UPDATE (28 March): According to a museum spokeswoman, Ai Weiwei's new sculptural work Fountain of Pearls is due to be installed at a later date.
The new National Museum of Qatar “won’t be what people expect from a history museum”, promises Karen Exell, the British-born academic and Qatar Museums consultant who has worked on the project for the past four years. The long-awaited Doha museum will open its doors on 28 March.
Compared to the slow growth of most Western museum collections, its contents have undergone intense development in less than a decade. Designed by the French architect Jean Nouvel for an undisclosed sum, the National Museum will also be one of the world’s largest, spanning around 40,000 sq. m—roughly equivalent to the Vatican Museums.
The displays draw on consultations with Qatari residents and international experts, and include natural history specimens and archaeological artefacts gathered from new fieldwork.
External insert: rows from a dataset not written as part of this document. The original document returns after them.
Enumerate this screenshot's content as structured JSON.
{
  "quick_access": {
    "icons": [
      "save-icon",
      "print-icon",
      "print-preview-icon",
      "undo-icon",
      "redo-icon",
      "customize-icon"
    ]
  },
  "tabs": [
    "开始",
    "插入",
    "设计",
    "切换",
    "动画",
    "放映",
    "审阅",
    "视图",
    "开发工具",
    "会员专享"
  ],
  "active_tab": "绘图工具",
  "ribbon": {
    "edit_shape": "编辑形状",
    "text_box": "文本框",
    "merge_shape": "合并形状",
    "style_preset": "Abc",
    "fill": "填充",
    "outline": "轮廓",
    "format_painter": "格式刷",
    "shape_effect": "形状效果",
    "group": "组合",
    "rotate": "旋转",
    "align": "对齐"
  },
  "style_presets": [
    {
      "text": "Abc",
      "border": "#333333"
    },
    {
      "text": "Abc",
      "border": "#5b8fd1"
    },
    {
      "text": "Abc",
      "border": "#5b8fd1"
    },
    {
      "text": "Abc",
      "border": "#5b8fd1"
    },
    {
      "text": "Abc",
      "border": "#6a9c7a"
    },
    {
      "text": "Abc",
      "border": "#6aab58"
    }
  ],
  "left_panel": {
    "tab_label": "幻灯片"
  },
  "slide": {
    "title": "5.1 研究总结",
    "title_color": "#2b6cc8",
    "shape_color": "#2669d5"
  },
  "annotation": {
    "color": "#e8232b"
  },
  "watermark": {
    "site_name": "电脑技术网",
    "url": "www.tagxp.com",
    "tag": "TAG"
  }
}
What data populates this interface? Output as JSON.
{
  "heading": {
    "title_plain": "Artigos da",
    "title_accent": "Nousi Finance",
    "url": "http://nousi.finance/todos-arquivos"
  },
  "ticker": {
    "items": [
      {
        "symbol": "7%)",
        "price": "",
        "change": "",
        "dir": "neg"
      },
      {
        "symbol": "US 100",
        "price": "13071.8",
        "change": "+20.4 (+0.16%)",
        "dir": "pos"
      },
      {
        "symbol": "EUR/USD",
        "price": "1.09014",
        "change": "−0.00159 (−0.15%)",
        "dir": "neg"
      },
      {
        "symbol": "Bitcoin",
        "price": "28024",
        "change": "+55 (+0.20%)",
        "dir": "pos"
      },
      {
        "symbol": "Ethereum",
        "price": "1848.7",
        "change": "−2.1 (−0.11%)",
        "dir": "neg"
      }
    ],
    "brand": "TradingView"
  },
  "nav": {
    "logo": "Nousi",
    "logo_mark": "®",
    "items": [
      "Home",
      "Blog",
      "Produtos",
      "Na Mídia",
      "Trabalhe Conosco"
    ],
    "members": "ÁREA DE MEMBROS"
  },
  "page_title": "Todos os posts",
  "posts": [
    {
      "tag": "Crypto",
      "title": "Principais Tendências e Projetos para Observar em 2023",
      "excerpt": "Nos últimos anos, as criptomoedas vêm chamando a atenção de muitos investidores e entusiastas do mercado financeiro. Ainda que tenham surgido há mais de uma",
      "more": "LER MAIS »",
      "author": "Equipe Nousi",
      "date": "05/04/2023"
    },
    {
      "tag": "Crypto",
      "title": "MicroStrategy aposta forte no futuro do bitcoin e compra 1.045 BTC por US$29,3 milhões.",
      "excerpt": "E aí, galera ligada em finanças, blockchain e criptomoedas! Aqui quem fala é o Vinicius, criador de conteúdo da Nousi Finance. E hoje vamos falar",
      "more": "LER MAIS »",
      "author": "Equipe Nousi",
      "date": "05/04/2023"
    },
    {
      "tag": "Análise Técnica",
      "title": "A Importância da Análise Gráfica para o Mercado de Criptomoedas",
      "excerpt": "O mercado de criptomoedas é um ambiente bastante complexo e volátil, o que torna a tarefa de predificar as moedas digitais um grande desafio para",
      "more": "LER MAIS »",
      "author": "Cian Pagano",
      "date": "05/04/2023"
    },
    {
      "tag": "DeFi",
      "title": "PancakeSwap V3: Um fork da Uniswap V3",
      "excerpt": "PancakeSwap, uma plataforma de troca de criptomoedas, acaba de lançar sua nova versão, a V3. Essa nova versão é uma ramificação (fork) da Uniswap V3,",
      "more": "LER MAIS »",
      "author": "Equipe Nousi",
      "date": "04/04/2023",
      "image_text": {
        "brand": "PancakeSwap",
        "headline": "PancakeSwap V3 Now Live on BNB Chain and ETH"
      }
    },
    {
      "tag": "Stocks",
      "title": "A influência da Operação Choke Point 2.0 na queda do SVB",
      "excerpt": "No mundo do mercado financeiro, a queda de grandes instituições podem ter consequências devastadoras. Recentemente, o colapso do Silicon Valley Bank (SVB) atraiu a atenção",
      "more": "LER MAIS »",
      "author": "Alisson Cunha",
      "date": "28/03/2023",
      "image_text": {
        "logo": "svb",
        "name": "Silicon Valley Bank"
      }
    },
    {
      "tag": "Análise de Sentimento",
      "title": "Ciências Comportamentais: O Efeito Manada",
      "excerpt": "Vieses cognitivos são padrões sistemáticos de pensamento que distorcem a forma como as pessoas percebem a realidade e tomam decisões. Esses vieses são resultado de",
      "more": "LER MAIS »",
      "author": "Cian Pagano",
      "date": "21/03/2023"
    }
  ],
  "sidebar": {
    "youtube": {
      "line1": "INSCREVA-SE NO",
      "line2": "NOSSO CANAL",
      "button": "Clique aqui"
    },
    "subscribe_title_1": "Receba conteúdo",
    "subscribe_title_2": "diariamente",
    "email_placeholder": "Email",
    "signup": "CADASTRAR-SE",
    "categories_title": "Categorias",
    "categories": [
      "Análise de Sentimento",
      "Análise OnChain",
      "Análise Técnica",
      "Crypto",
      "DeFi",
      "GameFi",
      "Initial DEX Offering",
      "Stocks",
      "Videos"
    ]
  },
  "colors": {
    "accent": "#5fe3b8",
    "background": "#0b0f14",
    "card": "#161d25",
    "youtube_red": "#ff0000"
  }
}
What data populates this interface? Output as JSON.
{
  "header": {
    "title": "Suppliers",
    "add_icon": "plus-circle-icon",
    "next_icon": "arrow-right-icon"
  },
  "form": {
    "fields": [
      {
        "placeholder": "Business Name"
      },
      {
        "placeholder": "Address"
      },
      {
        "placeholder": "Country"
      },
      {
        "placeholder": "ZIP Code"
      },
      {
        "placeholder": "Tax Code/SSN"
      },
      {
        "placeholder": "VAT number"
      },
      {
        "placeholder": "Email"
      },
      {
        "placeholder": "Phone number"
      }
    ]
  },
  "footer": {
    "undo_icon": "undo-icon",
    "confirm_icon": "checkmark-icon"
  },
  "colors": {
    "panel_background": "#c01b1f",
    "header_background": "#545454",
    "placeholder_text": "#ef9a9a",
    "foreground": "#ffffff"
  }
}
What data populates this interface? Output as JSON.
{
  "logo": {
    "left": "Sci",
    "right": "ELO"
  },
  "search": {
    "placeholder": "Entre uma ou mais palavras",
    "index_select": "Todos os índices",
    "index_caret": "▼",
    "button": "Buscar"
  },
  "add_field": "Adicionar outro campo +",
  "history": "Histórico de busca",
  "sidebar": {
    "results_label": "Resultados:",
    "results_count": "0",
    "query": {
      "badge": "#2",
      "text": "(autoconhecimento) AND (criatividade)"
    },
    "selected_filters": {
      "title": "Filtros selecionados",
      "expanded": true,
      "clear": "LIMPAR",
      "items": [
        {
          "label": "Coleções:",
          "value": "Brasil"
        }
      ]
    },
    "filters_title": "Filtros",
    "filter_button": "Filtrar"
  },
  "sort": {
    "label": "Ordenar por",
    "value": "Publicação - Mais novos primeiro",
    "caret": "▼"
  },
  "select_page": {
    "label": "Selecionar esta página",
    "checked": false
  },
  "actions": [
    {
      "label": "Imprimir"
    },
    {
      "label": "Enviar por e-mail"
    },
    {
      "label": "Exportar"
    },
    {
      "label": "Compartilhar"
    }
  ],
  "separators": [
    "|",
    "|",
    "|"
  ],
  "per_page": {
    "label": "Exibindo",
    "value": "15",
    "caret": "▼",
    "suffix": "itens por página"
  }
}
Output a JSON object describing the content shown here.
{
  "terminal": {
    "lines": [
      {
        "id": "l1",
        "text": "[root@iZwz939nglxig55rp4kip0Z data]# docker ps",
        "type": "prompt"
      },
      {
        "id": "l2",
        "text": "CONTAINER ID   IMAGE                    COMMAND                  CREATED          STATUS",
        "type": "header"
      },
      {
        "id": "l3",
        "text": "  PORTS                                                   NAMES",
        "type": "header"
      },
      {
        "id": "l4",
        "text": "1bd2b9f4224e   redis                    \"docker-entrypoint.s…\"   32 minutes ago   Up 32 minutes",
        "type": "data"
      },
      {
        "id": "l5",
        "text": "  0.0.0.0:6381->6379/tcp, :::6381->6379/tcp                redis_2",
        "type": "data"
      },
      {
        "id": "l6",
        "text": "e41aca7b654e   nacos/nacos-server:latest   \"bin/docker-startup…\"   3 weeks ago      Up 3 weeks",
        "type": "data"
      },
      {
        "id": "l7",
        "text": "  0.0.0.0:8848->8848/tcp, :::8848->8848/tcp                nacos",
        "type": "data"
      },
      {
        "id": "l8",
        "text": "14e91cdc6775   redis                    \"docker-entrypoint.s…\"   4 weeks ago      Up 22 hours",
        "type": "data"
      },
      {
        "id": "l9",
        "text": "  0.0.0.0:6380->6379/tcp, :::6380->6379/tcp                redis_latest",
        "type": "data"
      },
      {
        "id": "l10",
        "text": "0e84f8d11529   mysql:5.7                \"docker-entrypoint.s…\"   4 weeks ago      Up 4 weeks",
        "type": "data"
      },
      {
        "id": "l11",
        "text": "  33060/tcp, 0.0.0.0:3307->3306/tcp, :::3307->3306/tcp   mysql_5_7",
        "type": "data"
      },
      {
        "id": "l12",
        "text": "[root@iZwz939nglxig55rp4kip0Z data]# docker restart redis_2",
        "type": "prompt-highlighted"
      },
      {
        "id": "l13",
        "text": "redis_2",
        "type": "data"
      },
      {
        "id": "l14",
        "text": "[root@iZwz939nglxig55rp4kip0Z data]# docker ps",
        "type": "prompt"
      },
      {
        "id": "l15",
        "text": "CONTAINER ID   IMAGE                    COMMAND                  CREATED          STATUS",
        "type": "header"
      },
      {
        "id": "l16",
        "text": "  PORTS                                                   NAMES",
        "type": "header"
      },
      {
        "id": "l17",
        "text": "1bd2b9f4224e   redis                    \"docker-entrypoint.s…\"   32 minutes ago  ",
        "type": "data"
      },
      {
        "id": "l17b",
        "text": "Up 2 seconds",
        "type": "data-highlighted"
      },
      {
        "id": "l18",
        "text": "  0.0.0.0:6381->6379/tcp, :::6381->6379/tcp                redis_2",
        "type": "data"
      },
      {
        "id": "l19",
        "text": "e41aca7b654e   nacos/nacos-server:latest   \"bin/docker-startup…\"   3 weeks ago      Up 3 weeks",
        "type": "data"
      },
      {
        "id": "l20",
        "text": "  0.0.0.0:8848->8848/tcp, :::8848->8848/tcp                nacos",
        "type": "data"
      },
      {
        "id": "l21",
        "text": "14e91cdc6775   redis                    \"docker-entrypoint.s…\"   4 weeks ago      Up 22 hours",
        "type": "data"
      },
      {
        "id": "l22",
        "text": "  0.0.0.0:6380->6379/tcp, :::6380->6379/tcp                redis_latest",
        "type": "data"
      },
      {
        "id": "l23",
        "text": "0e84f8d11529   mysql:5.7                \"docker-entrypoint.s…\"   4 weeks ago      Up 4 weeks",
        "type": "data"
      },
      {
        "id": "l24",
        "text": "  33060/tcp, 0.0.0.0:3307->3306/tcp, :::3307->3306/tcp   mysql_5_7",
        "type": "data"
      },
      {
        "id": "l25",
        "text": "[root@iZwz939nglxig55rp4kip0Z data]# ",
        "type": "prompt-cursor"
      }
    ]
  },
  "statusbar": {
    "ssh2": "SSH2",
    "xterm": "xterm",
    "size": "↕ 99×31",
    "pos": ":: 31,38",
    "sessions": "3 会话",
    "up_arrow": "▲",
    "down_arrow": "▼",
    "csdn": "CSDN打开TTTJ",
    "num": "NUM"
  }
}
But material objects only “form one part of a multi-layered narrative that also uses image, film, sound, tactile elements and smells”, Exell says. The sequence of 11 immersive galleries ranges from the formation of the Qatar peninsula millions of years ago to the country’s very recent history.
The museum ultimately aims to “reflect the identity of the people and their values and traditions”
This includes the ongoing diplomatic crisis, which began in 2017 when Saudi Arabia, Bahrain, the United Arab Emirates and Egypt cut ties with Qatar. Exell says: “Qatar has never shied away from talking about [the blockade]; it is part of the country’s recent history and has changed the configuration of the region.”
Ai Weiwei is among a number of contemporary artists and filmmakers who have been enlisted to create new works bringing Qatar’s history to life. His sculptural installation Fountain of Pearls reflects the dramatic decline of the pearl-diving industry from 1913 to 1939. In January 1940, oil was discovered in Dukhan on the west coast, transforming the tiny Gulf state into one of the richest economies in the world. A series of short films will be projected on the curved walls of the new building, including Abderrahmane Sissako’s black-and-white re-enactment of traditional Bedouin nomadic life in the desert and Jananne Al-Ani’s meditative view of the country’s archaeological sites and artefacts.
Museum officials said at a press briefing last December that the “most precious exhibit” is the restored Palace of Sheikh Abdullah, the site of the first National Museum, which opened in 1975 after Qatar gained independence and closed in 2005. The palace is enfolded within Nouvel’s extraordinary sprawling structure, and will be the culmination of the exhibition route.
The museum ultimately aims to “reflect the identity of the people and their values and traditions”, says Exell, who is also conducting an ambitious government-backed audience research project for University College London’s branch in Qatar. The study will continue after the museum opens, with the results eventually due for publication.
Further details on the progress of other major museums planned for Doha are sketchy. A spokeswoman for Qatar Museums says that opening dates are yet to be confirmed for Herzog & de Meuron’s Orientalist Museum or the Art Mill, a vast 80,000 sq. m waterfront exhibition space designed by Alejandro Aravena’s firm Elemental. Key cultural projects are nonetheless expected to be completed in time for Qatar’s turn hosting the World Cup in 2022.
• For an interview with Jean Nouvel about the architecture of the National Museum of Qatar, see here